"It is divided into two chapters, the first has James on location painting a street scene. He adds a flying car, and shows how he uses a small toy on location to do it. I can't imagine putting a flying car in one of my pictures, but who am I to say, having featured the occasional burning phone booth? The value of this is watching a master of drawing slice up a location picture like a roast. It is an excellent demo of outdoor painting skill, done with a bit of humor."


Since Stape says he can't imagine his painting with a flying car, I have taken the liberty of putting one flying across one of his paintings. He would point out that I have made the mistake of putting the key element in the middle of the composition, a classic compositional error. But the driver of the flying car is there because he is just trying to steer between those trees, and he is dealing with a stiff spring crosswind.

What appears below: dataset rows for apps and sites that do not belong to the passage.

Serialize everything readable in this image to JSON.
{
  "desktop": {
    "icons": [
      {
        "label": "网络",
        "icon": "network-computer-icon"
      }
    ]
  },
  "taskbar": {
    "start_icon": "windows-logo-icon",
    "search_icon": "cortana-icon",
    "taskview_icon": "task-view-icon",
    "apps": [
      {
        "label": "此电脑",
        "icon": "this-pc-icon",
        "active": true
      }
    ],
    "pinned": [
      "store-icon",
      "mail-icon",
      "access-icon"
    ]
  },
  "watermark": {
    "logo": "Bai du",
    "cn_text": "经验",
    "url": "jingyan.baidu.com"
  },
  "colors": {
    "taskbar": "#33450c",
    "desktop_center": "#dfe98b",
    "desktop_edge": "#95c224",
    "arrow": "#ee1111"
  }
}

Stape was doing plein-air painting before most folks used the French word for it. Back in those days we usually called it "outdoor painting" or "on-the-spot painting." Plein-air was a term we read about in old art books, and we used the term when we wanted to sound pretentious. When we really wanted to sound pretentious, we'd half-close our eyes, tilt our heads back, and say we were painting en plein air.
Back row: Tom Kinkade, Stapleton Kearns, Kevin Eugene Johnson? James Warhola,
James Gurney, Tom Kidd, and Jeanette Gurney. Paul Chadwick and Elizabeth Moon
in lower left.
In his blog post he recalls an artist get-together in April, 1990 when he and I first met. My memory of that day was that all the rest of us artists were just talking about art, but he came in to the party with paint on his jacket and with three fresh oil paintings that he had done that morning. He blew us all away with his dedication and skill, and he still does.

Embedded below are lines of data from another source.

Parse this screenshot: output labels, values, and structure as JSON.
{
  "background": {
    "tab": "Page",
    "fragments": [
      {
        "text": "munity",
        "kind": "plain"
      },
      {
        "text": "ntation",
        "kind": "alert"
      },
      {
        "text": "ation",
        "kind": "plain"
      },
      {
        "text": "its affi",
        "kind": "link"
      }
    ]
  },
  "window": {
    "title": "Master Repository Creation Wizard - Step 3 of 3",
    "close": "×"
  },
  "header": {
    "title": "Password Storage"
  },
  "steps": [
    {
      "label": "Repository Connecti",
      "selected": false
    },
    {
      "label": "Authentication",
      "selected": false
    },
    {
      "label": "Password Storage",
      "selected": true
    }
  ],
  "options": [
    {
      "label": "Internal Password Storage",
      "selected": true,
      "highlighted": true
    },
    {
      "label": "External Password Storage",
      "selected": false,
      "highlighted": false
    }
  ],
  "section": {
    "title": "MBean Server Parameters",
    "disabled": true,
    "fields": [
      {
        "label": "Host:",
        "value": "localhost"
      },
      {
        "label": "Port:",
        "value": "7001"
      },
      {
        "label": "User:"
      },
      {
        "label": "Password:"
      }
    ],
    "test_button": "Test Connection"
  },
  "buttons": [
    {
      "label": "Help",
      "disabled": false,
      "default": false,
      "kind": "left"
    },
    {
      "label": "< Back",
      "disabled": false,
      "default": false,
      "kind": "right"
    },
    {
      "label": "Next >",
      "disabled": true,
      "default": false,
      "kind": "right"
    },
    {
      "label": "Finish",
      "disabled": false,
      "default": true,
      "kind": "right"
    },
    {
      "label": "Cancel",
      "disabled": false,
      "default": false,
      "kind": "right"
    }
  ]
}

Stapleton Kearns runs a painters' snow camp in March, which I recommend for the hardy. He says "I will work you like a borrowed mule," and he means it. You can find info about it in his latest post.

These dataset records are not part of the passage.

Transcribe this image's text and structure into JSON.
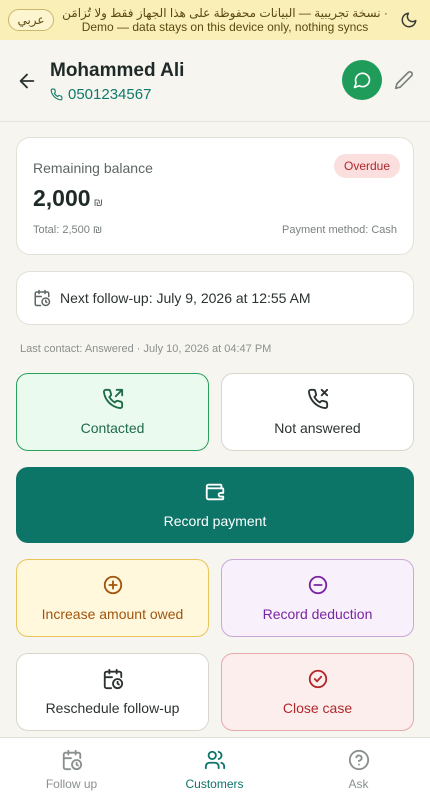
{
  "banner": {
    "text_ar": "· نسخة تجريبية — البيانات محفوظة على هذا الجهاز فقط ولا تُزامَن",
    "text_en": "Demo — data stays on this device only, nothing syncs",
    "lang_button": "عربي"
  },
  "customer": {
    "name": "Mohammed Ali",
    "phone": "0501234567"
  },
  "balance": {
    "label": "Remaining balance",
    "amount": "2,000",
    "currency": "₪",
    "status": "Overdue",
    "total": "Total: 2,500 ₪",
    "method": "Payment method: Cash"
  },
  "followup": {
    "text": "Next follow-up: July 9, 2026 at 12:55 AM"
  },
  "last_contact": "Last contact: Answered · July 10, 2026 at 04:47 PM",
  "actions": {
    "contacted": "Contacted",
    "not_answered": "Not answered",
    "record_payment": "Record payment",
    "increase": "Increase amount owed",
    "deduction": "Record deduction",
    "reschedule": "Reschedule follow-up",
    "close": "Close case"
  },
  "nav": {
    "follow_up": "Follow up",
    "customers": "Customers",
    "ask": "Ask"
  },
  "colors": {
    "primary": "#0d7568",
    "whatsapp": "#1f9c5a",
    "overdue": "#b2282b",
    "banner": "#fbefb8"
  }
}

Here is Stape's review of "Fantasy in the Wild." And here is his post about the burning phone booth.
Gumroad link for my video.

3 comments:

Roberto said...

Hey Jimi Gi!-
Thanks for reminding me of Stapes Blog, I completely lost track of it when he stopped posting (I have such a short attention span since they changed my meds and disconnected the electrodes.) I’m glad to hear that he has finally taken my advice to make a book of his blog, I’v been after him for years to do this!
For any of your blog readers not familiar with Mr. Kearns’ blog, I highly recommend it as a deep resource for not only plein-air, but also oil-painting in general, tools of the trade, composition and design, and a lot of good advice on making a living with ones brushes and wits.
I am a big fan of Stapleton’s work, and I thought he was finally onto something big with that flaming-phone-booth-thing. But alas, the ‘shrieking-Muse’ must have abandoned him. Maybe your ‘Fantasy-in-the-Wild’ video and the flying-car demo will serve as a re-boot. ;p -RQ

Steve said...

I had the distinct privilege of participating in a workshop Stape conducted at Acadia NP in the fall of 2010. It was a few days of jam-packed learning and memorable one-liners. He was grateful I took seriously his listing of "a fine cigar" on the list of recommended supplies to bring to the workshop. He generally had a cigar fired up and a can of Moxie at hand while painting. At one point, a family of Japanese tourists walked by while Stape was doing his demo at his sturdy Take It easel. A young girl in the group, about six years old, was clearly fascinated by the paints, brushes, and Stape's paint-spattered clothes. He handed her his loaded brush and let her add a few dabs to his painting. She walked away beaming.

Paul Foote said...

You are right about the pretentiousness of "plein Aire", and you can add it to "giclee", and "maquette". What is it about the art world that leads its practitioners toward snobbery of this sort? I liken it to opera all being sung in foreign languages here in the USA. It is the reason most opera has to be subsidized because your typical consumer refuses to willingly pay for something they do not understand and has to be forced to pay for it by the stealing it out of the local tax base. It is even worse because Americans have shown they love musicals which are in alsmost every way the same as "operas" except they are also popular. Go figure.

Nice blog btw, and I am loving your art and videos.